In fact, I’ve never killed a rooster here. But Murray and Jeff have located a creek bottom full of them and obtained permission to hunt it. Pheasants are a novel quarry for them and hence an official Big Deal on the same order as wild turkeys or Himalayan snow cocks. Lori and I, on the other hand, have already enjoyed two weeks of Montana pheasant season and have a freezer full of roosters back at home. So I’m trying to reconcile the gentle- manly obligation to indulge my friends with my own interest in the waves of geese I saw pouring into a pea field an hour after sunrise that morning. It takes a late-inning pitching duel and a second round of Molson for us to arrive upon a remarkably simple solution: We’ll set up for geese in the morning, hunt pheasants in the afternoon, and hope we have time to heal up again by Monday.

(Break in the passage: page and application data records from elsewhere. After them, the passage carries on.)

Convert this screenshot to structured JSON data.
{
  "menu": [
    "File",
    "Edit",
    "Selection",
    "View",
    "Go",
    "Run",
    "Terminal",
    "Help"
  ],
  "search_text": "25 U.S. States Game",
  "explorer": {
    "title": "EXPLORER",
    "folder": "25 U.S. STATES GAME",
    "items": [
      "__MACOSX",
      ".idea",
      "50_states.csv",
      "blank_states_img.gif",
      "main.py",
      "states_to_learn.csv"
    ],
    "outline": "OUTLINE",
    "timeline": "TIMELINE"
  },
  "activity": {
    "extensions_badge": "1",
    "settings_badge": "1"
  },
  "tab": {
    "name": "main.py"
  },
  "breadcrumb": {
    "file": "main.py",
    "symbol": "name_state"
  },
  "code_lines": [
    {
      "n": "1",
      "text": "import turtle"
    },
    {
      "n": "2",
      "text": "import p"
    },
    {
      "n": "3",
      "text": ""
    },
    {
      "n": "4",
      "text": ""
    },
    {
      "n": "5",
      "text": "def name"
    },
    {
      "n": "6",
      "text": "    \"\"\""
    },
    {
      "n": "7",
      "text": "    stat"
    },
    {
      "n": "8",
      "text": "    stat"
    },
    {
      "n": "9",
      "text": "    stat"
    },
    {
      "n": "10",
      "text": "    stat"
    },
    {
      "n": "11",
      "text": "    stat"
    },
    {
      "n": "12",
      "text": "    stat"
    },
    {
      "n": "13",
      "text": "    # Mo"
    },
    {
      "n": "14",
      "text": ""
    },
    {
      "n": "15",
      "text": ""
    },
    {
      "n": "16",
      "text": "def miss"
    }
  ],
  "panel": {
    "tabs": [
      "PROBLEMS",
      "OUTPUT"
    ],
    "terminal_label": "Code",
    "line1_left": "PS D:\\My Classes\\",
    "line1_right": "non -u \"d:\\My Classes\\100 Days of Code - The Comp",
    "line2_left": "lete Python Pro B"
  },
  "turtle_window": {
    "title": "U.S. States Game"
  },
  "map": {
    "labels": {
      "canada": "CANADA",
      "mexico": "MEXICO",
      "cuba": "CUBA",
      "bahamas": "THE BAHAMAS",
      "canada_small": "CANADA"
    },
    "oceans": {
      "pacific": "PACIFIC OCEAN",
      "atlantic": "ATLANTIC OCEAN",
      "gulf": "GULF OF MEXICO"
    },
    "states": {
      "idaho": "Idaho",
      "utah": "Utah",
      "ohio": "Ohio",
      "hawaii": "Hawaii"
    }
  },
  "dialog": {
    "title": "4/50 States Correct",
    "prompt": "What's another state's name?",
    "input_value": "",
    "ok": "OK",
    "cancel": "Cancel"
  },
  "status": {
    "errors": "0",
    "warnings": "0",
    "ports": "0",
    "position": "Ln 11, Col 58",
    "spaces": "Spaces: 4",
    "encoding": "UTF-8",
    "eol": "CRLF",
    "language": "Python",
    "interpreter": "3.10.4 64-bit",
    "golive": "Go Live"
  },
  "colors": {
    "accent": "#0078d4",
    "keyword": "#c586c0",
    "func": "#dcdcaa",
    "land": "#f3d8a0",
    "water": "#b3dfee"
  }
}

The country lends itself well to such ambitious agendas. Some bird hunting expeditions wind up being all about the shooting, others about the dogs, others still about the company or the quarry. But hunting the prairie here is always about the landscape and the Space the latter spelled large for the same reason Melville scholar Charles Olson spelled it large at the beginning of Call Me Ishmael. More than distinctions of language, history, or culture, open space is what makes us different from the French or the Japanese, and you’re not really a citizen of North America until you’ve looked it in the eye and felt it make you blink.
There’s no better place to do that than Wild Rose Country, and no better excuse to be there than having a shotgun in your hand and an eager dog leading the way up yet another endless coulee.
Don Thomas and his wife, Lori, now divide their time between homes in Montana and Arizona. Since he last hunted Alberta regularly, Don has rediscovered his pointing dog roots and now reserves his Labs for the duck blind.